However, the Chamber of Commerce filed a civil complaint against the Yes Men last October to protect its trademark and other intellectual property from unlawful use after the group held a phony press conference claiming to be the Chamber of Commerce.
During the fake press conference, which fooled numerous media outlets, Bichlbaum pretended to be a Chamber spokesperson announcing the group had reversed its position on climate-change policy.
"The defendants are not merry pranksters tweaking the establishment. Instead, they deliberately broke the law in order to further commercial interest in their books, movies, and other merchandise,” Steven Law, the Chamber’s chief legal officer said in a statement at the time.
A Chamber spokesman declined to comment further due to ongoing litigation.
Deceitful Campaigns or Insightful Parodies?
“The challenge is many of these groups are really quite good at what they do. They show up with campaigns that are on the surface fairly credible and realistic,” said Calkins.
For example, the phony Chevron press release was nearly identical to the official statement Chevron later put out. The fake release included quotes from actual Chevron officials, and links to Web sites with realistic-sounding domain names that featured spoof advertisements.
After being tipped off about Chevron’s actual campaign by third-party groups that were asked to appear in the ads, RAN was able to put out its phony release even before Chevron’s real one, said Ginger Cassady, a campaigner at RAN.
Asked if their methods were deceitful, Cassady said stunts like this are intended to be a “parody.” She compared the pranks to the work of comedians Jon Stewart and Stephen Colbert, who often use satire to criticize the media, politicians and businesses.
“I think Chevron is really deceitful in their advertising campaigns.
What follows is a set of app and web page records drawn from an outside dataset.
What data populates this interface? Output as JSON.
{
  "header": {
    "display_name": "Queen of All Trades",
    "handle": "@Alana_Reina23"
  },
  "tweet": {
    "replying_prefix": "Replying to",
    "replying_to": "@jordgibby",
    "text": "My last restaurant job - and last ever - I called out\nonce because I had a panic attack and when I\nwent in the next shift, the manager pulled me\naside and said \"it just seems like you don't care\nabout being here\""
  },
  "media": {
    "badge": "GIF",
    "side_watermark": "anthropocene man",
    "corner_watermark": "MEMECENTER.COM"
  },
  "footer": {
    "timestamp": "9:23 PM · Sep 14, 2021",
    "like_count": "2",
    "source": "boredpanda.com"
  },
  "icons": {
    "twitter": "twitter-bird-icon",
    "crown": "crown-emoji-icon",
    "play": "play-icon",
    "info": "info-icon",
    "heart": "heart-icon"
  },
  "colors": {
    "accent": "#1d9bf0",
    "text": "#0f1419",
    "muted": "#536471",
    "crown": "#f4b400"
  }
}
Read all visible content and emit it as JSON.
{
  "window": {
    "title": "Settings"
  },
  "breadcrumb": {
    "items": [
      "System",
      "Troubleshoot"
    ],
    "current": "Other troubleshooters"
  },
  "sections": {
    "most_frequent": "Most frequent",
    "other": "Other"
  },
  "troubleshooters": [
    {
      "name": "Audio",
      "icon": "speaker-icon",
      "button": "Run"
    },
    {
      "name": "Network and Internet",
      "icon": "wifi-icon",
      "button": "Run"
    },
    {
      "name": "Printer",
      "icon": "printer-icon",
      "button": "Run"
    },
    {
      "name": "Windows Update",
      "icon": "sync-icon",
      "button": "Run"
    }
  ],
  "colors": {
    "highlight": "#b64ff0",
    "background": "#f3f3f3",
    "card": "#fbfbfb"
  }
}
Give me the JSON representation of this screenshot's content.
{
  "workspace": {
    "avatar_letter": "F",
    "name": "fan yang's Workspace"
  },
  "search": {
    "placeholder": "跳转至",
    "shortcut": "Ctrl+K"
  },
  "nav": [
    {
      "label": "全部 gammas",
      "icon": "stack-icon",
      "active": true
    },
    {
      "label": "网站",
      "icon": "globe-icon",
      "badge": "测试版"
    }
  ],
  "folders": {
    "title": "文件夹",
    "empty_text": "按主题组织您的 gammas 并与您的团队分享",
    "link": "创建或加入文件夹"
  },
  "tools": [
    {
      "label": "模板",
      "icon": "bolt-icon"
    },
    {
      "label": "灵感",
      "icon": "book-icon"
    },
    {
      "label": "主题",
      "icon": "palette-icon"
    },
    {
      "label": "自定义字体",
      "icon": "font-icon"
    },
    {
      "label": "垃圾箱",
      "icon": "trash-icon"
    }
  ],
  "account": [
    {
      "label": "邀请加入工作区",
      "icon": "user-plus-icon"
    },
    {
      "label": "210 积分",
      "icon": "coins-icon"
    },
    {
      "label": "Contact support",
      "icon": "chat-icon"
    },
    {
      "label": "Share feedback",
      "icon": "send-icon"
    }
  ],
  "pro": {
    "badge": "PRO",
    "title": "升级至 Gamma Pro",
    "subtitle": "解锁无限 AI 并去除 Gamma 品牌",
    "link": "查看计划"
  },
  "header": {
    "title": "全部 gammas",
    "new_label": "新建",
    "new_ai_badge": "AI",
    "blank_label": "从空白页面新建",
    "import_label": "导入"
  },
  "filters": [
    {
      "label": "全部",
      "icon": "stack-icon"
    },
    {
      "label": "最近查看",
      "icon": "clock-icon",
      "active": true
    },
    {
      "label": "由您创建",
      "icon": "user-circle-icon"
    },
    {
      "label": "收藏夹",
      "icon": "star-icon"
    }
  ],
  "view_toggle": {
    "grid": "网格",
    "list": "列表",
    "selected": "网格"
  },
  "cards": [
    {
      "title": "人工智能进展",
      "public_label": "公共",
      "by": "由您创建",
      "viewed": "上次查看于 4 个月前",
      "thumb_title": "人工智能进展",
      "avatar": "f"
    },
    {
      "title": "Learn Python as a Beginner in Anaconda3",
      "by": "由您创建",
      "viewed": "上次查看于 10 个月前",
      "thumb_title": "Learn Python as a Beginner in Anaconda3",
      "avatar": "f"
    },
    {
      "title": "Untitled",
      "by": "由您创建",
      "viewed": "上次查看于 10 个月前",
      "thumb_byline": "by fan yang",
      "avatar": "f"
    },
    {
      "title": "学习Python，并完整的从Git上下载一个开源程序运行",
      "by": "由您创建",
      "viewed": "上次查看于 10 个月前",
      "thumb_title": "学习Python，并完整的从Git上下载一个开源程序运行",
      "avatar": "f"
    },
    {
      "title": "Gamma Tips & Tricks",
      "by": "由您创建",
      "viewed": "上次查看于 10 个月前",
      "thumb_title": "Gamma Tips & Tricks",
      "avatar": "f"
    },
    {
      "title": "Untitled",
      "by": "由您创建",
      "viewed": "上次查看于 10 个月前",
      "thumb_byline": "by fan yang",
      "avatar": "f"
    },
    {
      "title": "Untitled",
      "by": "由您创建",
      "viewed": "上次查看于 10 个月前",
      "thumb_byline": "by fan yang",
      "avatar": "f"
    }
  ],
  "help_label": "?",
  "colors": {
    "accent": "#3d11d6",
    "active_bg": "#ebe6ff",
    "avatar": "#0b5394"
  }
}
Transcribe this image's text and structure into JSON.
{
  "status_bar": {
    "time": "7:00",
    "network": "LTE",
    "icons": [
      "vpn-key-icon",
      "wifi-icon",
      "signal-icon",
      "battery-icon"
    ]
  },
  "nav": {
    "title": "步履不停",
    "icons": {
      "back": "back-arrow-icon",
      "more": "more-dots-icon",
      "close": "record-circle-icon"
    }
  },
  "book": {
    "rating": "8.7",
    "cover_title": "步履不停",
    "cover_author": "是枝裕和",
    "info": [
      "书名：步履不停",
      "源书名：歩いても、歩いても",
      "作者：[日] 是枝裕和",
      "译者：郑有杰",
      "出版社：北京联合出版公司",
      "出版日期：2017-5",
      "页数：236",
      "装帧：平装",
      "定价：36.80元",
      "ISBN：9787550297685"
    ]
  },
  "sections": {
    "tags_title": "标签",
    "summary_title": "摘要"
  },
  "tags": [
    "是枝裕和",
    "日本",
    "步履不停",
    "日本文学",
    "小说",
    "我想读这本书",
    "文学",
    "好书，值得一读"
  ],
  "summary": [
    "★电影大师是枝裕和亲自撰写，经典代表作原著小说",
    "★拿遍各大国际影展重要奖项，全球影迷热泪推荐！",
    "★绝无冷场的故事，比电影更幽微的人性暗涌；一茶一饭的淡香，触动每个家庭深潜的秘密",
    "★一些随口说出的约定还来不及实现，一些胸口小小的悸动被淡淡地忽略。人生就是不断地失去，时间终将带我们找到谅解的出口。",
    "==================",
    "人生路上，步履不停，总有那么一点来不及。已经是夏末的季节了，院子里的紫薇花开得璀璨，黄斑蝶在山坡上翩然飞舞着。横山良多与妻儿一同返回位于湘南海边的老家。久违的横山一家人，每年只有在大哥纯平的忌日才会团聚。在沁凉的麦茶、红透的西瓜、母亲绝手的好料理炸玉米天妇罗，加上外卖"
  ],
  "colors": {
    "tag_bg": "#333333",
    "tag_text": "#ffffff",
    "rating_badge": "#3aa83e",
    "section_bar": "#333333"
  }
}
We’re actually putting out the truth,” said Cassady.
Cassady said the Chevron prank cost RAN less than “a few thousand dollars,” mostly in salaries. Chevron wouldn’t say how much it plans to spend on its “We Agree” ad campaign.
It’s not clear if this stunt will have any impact on Chevron, but some environmental groups have recently persuaded major companies to change.
Paper manufacturer Boise Cascade decided to adjust its wood-purchasing policies in 2008 partially due to a campaign from RAN. Feeling the heat from Greenpeace and other environmental groups, Nestle announced plans earlier this year to stop using palm oil from companies linked to rainforest destruction.